BEGIN Extracted entries

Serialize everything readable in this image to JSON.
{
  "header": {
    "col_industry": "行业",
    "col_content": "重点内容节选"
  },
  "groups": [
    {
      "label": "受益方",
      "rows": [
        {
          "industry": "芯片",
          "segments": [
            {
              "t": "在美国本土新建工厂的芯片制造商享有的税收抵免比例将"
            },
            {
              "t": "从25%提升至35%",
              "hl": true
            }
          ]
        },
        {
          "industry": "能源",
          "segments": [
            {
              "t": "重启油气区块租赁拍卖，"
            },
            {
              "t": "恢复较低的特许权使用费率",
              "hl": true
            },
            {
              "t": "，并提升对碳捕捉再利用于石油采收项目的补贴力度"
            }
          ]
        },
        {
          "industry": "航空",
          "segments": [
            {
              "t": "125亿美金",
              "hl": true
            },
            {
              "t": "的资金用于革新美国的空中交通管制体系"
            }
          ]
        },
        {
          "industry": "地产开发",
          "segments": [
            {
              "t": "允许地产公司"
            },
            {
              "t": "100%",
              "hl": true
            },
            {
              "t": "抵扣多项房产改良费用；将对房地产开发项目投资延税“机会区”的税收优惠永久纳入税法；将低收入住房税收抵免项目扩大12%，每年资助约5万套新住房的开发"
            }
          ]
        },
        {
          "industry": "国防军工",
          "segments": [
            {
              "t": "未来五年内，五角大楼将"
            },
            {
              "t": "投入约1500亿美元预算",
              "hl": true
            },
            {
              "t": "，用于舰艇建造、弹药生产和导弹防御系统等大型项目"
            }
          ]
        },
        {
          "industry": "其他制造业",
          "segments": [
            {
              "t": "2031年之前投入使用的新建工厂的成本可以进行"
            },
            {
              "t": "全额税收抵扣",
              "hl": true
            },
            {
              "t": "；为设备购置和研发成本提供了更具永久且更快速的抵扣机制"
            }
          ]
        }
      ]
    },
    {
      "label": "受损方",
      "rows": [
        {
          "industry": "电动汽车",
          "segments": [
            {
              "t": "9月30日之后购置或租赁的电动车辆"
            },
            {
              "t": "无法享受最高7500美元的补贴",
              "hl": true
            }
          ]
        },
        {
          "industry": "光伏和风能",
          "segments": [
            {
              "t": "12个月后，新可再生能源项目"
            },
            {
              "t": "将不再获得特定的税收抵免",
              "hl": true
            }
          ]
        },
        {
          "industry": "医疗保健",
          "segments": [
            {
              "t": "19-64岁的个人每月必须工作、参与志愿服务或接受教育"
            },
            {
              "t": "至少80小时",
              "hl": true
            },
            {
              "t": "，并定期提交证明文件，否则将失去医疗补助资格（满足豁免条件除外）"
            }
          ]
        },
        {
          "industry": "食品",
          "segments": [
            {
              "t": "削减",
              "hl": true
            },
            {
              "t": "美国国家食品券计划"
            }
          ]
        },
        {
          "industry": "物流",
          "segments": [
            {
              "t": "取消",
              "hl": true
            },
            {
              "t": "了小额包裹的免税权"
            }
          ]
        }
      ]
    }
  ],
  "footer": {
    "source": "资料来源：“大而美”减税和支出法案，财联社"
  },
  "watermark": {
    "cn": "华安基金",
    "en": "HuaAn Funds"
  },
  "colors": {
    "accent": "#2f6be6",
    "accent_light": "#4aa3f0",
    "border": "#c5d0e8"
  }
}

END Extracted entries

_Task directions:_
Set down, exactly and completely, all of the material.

_Task response:_
Serialize everything readable in this image to JSON.
{
  "header": {
    "col_industry": "行业",
    "col_content": "重点内容节选"
  },
  "groups": [
    {
      "label": "受益方",
      "rows": [
        {
          "industry": "芯片",
          "segments": [
            {
              "t": "在美国本土新建工厂的芯片制造商享有的税收抵免比例将"
            },
            {
              "t": "从25%提升至35%",
              "hl": true
            }
          ]
        },
        {
          "industry": "能源",
          "segments": [
            {
              "t": "重启油气区块租赁拍卖，"
            },
            {
              "t": "恢复较低的特许权使用费率",
              "hl": true
            },
            {
              "t": "，并提升对碳捕捉再利用于石油采收项目的补贴力度"
            }
          ]
        },
        {
          "industry": "航空",
          "segments": [
            {
              "t": "125亿美金",
              "hl": true
            },
            {
              "t": "的资金用于革新美国的空中交通管制体系"
            }
          ]
        },
        {
          "industry": "地产开发",
          "segments": [
            {
              "t": "允许地产公司"
            },
            {
              "t": "100%",
              "hl": true
            },
            {
              "t": "抵扣多项房产改良费用；将对房地产开发项目投资延税“机会区”的税收优惠永久纳入税法；将低收入住房税收抵免项目扩大12%，每年资助约5万套新住房的开发"
            }
          ]
        },
        {
          "industry": "国防军工",
          "segments": [
            {
              "t": "未来五年内，五角大楼将"
            },
            {
              "t": "投入约1500亿美元预算",
              "hl": true
            },
            {
              "t": "，用于舰艇建造、弹药生产和导弹防御系统等大型项目"
            }
          ]
        },
        {
          "industry": "其他制造业",
          "segments": [
            {
              "t": "2031年之前投入使用的新建工厂的成本可以进行"
            },
            {
              "t": "全额税收抵扣",
              "hl": true
            },
            {
              "t": "；为设备购置和研发成本提供了更具永久且更快速的抵扣机制"
            }
          ]
        }
      ]
    },
    {
      "label": "受损方",
      "rows": [
        {
          "industry": "电动汽车",
          "segments": [
            {
              "t": "9月30日之后购置或租赁的电动车辆"
            },
            {
              "t": "无法享受最高7500美元的补贴",
              "hl": true
            }
          ]
        },
        {
          "industry": "光伏和风能",
          "segments": [
            {
              "t": "12个月后，新可再生能源项目"
            },
            {
              "t": "将不再获得特定的税收抵免",
              "hl": true
            }
          ]
        },
        {
          "industry": "医疗保健",
          "segments": [
            {
              "t": "19-64岁的个人每月必须工作、参与志愿服务或接受教育"
            },
            {
              "t": "至少80小时",
              "hl": true
            },
            {
              "t": "，并定期提交证明文件，否则将失去医疗补助资格（满足豁免条件除外）"
            }
          ]
        },
        {
          "industry": "食品",
          "segments": [
            {
              "t": "削减",
              "hl": true
            },
            {
              "t": "美国国家食品券计划"
            }
          ]
        },
        {
          "industry": "物流",
          "segments": [
            {
              "t": "取消",
              "hl": true
            },
            {
              "t": "了小额包裹的免税权"
            }
          ]
        }
      ]
    }
  ],
  "footer": {
    "source": "资料来源：“大而美”减税和支出法案，财联社"
  },
  "watermark": {
    "cn": "华安基金",
    "en": "HuaAn Funds"
  },
  "colors": {
    "accent": "#2f6be6",
    "accent_light": "#4aa3f0",
    "border": "#c5d0e8"
  }
}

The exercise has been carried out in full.